wheat in the world ever sprung up better. And the three crofts
prospered with perfect growth, and no man ever saw fairer wheat
And thus passed the seasons of the year until the harvest came.
And he went to look at one of his crofts, and, behold, it was
ripe. "I will reap this to-morrow," said he. And that night he
went back to Narberth, and on the morrow, in the gray dawn, he
went to reap the croft; and when he came there, he found nothing
but the bare straw. Every one of the ears of the wheat was cut off
from the stalk, and all the ears carried entirely away, and
nothing but the straw left. And at this he marvelled greatly.
Then he went to look at another croft, and, behold, that also was
ripe. "Verily," said he, "this will I reap to-morrow." And on the
morrow he came with the intent to reap it; and when he came there,
he found nothing but the bare straw. "O gracious Heaven!" he
exclaimed. "I know that whosoever has begun my ruin is completing

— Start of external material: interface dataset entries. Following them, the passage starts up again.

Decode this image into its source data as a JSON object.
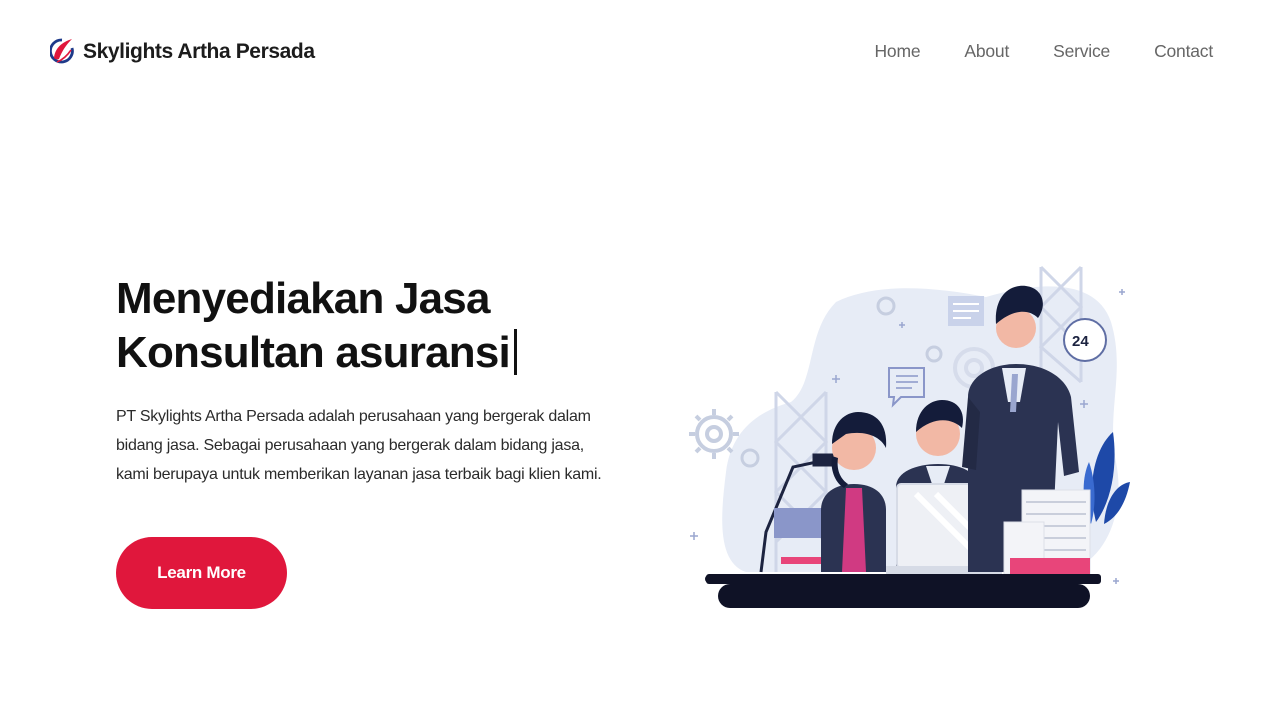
{
  "brand": {
    "name": "Skylights Artha Persada",
    "logo_icon": "skylights-logo-icon",
    "colors": {
      "red": "#e0173c",
      "blue": "#1e3a8a"
    }
  },
  "nav": {
    "items": [
      {
        "label": "Home"
      },
      {
        "label": "About"
      },
      {
        "label": "Service"
      },
      {
        "label": "Contact"
      }
    ]
  },
  "hero": {
    "title_line1": "Menyediakan Jasa",
    "title_line2": "Konsultan asuransi",
    "description": "PT Skylights Artha Persada adalah perusahaan yang bergerak dalam bidang jasa. Sebagai perusahaan yang bergerak dalam bidang jasa, kami berupaya untuk memberikan layanan jasa terbaik bagi klien kami.",
    "cta_label": "Learn More",
    "cta_color": "#e0173c"
  },
  "illustration": {
    "badge_text": "24",
    "icon": "office-team-illustration"
  }
}
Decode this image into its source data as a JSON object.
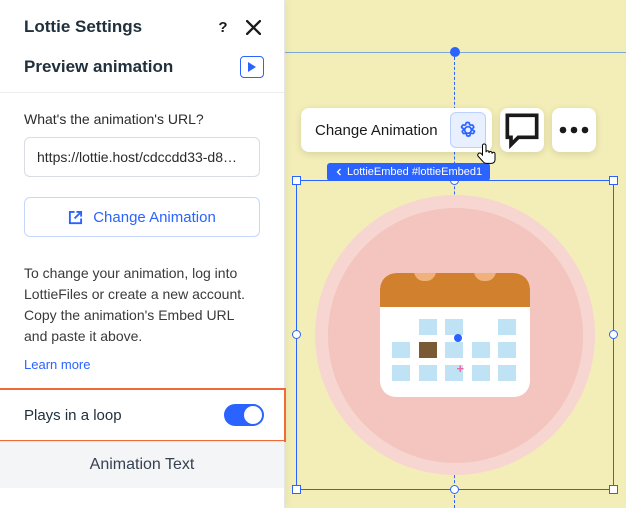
{
  "panel": {
    "title": "Lottie Settings",
    "preview_label": "Preview animation",
    "url_question": "What's the animation's URL?",
    "url_value": "https://lottie.host/cdccdd33-d8…",
    "change_button": "Change Animation",
    "help_text": "To change your animation, log into LottieFiles or create a new account. Copy the animation's Embed URL and paste it above.",
    "learn_more": "Learn more",
    "loop_label": "Plays in a loop",
    "loop_on": true,
    "animation_text_label": "Animation Text"
  },
  "canvas": {
    "toolbar_label": "Change Animation",
    "element_tag": "LottieEmbed #lottieEmbed1"
  }
}
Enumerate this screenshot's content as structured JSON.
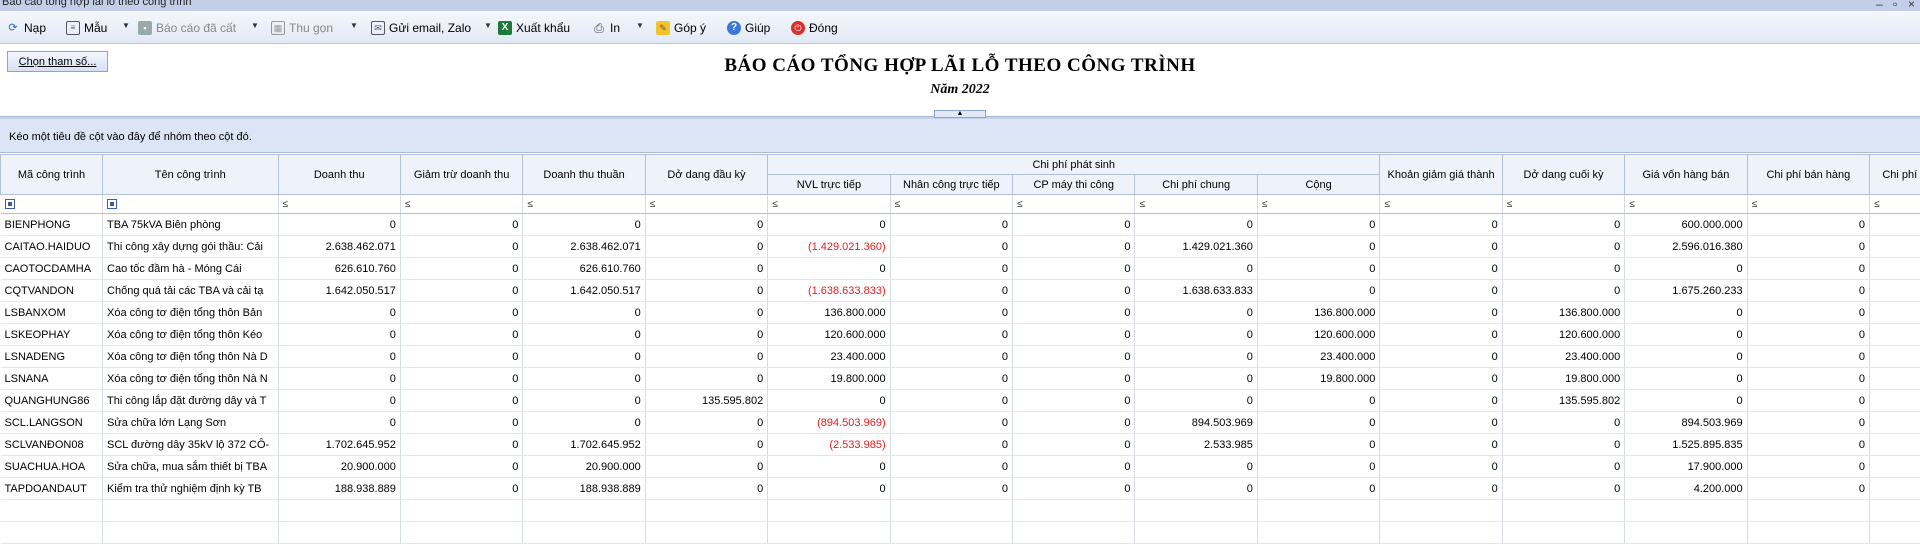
{
  "window": {
    "title": "Báo cáo tổng hợp lãi lỗ theo công trình",
    "close": "×"
  },
  "toolbar": {
    "reload": "Nạp",
    "template": "Mẫu",
    "saved": "Báo cáo đã cất",
    "collapse": "Thu gọn",
    "email": "Gửi email, Zalo",
    "export": "Xuất khẩu",
    "print": "In",
    "feedback": "Góp ý",
    "help": "Giúp",
    "close": "Đóng"
  },
  "params_button": "Chọn tham số...",
  "report": {
    "title": "BÁO CÁO TỔNG HỢP LÃI LỖ THEO CÔNG TRÌNH",
    "subtitle": "Năm 2022"
  },
  "group_hint": "Kéo một tiêu đề cột vào đây để nhóm theo cột đó.",
  "columns": {
    "code": "Mã công trình",
    "name": "Tên công trình",
    "revenue": "Doanh thu",
    "deduction": "Giảm trừ doanh thu",
    "net_revenue": "Doanh thu thuần",
    "opening_wip": "Dở dang đầu kỳ",
    "costs_group": "Chi phí phát sinh",
    "materials": "NVL trực tiếp",
    "labor": "Nhân công trực tiếp",
    "machine": "CP máy thi công",
    "overhead": "Chi phí chung",
    "total": "Cộng",
    "cost_reduction": "Khoản giảm giá thành",
    "closing_wip": "Dở dang cuối kỳ",
    "cogs": "Giá vốn hàng bán",
    "selling": "Chi phí bán hàng",
    "admin": "Chi phí quản"
  },
  "filter_symbol": "≤",
  "rows": [
    [
      "BIENPHONG",
      "TBA 75kVA Biên phòng",
      "0",
      "0",
      "0",
      "0",
      "0",
      "0",
      "0",
      "0",
      "0",
      "0",
      "0",
      "600.000.000",
      "0"
    ],
    [
      "CAITAO.HAIDUO",
      "Thi công xây dựng gói thầu: Cải",
      "2.638.462.071",
      "0",
      "2.638.462.071",
      "0",
      "(1.429.021.360)",
      "0",
      "0",
      "1.429.021.360",
      "0",
      "0",
      "0",
      "2.596.016.380",
      "0"
    ],
    [
      "CAOTOCDAMHA",
      " Cao tốc đầm hà - Móng Cái",
      "626.610.760",
      "0",
      "626.610.760",
      "0",
      "0",
      "0",
      "0",
      "0",
      "0",
      "0",
      "0",
      "0",
      "0"
    ],
    [
      "CQTVANDON",
      "Chống quá tải các TBA và cải tạ",
      "1.642.050.517",
      "0",
      "1.642.050.517",
      "0",
      "(1.638.633.833)",
      "0",
      "0",
      "1.638.633.833",
      "0",
      "0",
      "0",
      "1.675.260.233",
      "0"
    ],
    [
      "LSBANXOM",
      "Xóa công tơ điện tổng thôn Bản",
      "0",
      "0",
      "0",
      "0",
      "136.800.000",
      "0",
      "0",
      "0",
      "136.800.000",
      "0",
      "136.800.000",
      "0",
      "0"
    ],
    [
      "LSKEOPHAY",
      "Xóa công tơ điện tổng thôn Kéo",
      "0",
      "0",
      "0",
      "0",
      "120.600.000",
      "0",
      "0",
      "0",
      "120.600.000",
      "0",
      "120.600.000",
      "0",
      "0"
    ],
    [
      "LSNADENG",
      "Xóa công tơ điện tổng thôn Nà D",
      "0",
      "0",
      "0",
      "0",
      "23.400.000",
      "0",
      "0",
      "0",
      "23.400.000",
      "0",
      "23.400.000",
      "0",
      "0"
    ],
    [
      "LSNANA",
      "Xóa công tơ điện tổng thôn Nà N",
      "0",
      "0",
      "0",
      "0",
      "19.800.000",
      "0",
      "0",
      "0",
      "19.800.000",
      "0",
      "19.800.000",
      "0",
      "0"
    ],
    [
      "QUANGHUNG86",
      "Thi công lắp đặt đường dây và T",
      "0",
      "0",
      "0",
      "135.595.802",
      "0",
      "0",
      "0",
      "0",
      "0",
      "0",
      "135.595.802",
      "0",
      "0"
    ],
    [
      "SCL.LANGSON",
      "Sửa chữa lớn Lạng Sơn",
      "0",
      "0",
      "0",
      "0",
      "(894.503.969)",
      "0",
      "0",
      "894.503.969",
      "0",
      "0",
      "0",
      "894.503.969",
      "0"
    ],
    [
      "SCLVANĐON08",
      "SCL đường dây 35kV lộ 372 CÔ-",
      "1.702.645.952",
      "0",
      "1.702.645.952",
      "0",
      "(2.533.985)",
      "0",
      "0",
      "2.533.985",
      "0",
      "0",
      "0",
      "1.525.895.835",
      "0"
    ],
    [
      "SUACHUA.HOA",
      "Sửa chữa, mua sắm thiết bị TBA",
      "20.900.000",
      "0",
      "20.900.000",
      "0",
      "0",
      "0",
      "0",
      "0",
      "0",
      "0",
      "0",
      "17.900.000",
      "0"
    ],
    [
      "TAPDOANDAUT",
      "Kiểm tra thử nghiệm định kỳ TB",
      "188.938.889",
      "0",
      "188.938.889",
      "0",
      "0",
      "0",
      "0",
      "0",
      "0",
      "0",
      "0",
      "4.200.000",
      "0"
    ]
  ]
}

it, and has also destroyed the country with me."
Then he went to look at the third croft; and when he came there,
finer wheat had there never been seen, and this also was ripe.
"Evil betide me," said he, "if I watch not here to-night. Whoever
carried off the other corn will come in like manner to take this,
and I will know who it is." And he told Kicva all that had
befallen. "Verily," said she, "what thinkest thou to do?" "I will
watch the croft to-night," said he. And he went to watch the
And at midnight he heard something stirring among the wheat; and
he looked, and behold, the mightiest host of mice in the world,
which could neither be numbered nor measured. And he knew not what
it was until the mice had made their way into the croft, and each
of them, climbing up the straw, and bending it down with its
weight, had cut off one of the ears of wheat, and had carried it
away, leaving there the stalk; and he saw not a single straw there
that had not a mouse to it. And they all took their way, carrying
the ears with them.
In wrath and anger did he rush upon the mice; but he could no more
come up with them than if they had been gnats or birds of the air,
except one only, which, though it was but sluggish, went so fast
that a man on foot could scarce overtake it. And after this one he
went, and he caught it, and put it in his glove, and tied up the
opening of the glove with a string, and kept it with him, and
returned to the palace. Then he came to the hall where Kicva was,
and he lighted a fire, and hung the glove by the string upon a
peg. "What hast thou there, lord?" said Kicva. "A thief," said he,
"that I found robbing me." "What kind of a thief may it be, lord,
that thou couldst put into thy glove?" said she. Then he told her
how the mice came to the last of the fields in his sight. "And one
of them was less nimble than the rest, and is now in my glove; to-
morrow I will hang it." "My lord," said she, "this is marvellous;
but yet it would be unseemly for a man of dignity like thee to be
hanging such a reptile as this." "Woe betide me," said he, "if I
would not hang them all, could I catch them, and such as I have I
will hang." "Verily, lord," said she, "there is no reason that I
should succor this reptile, except to prevent discredit unto thee.
Do therefore, lord, as thou wilt."
Then he went to the Mound of Narberth, taking the mouse with him.
And he set up two forks on the highest part of the mound. And
while he was doing this, behold, he saw a scholar coming towards
him, in old and poor and tattered garments. And it was now seven
years since he had seen in that place either man or beast, except
those four persons who had remained together until two of them
"My lord," said the scholar, "good-day to thee." "Heaven prosper
thee, and my greeting be unto thee! And whence dost thou come,
scholar?" asked he. "I come, lord, from singing in England; and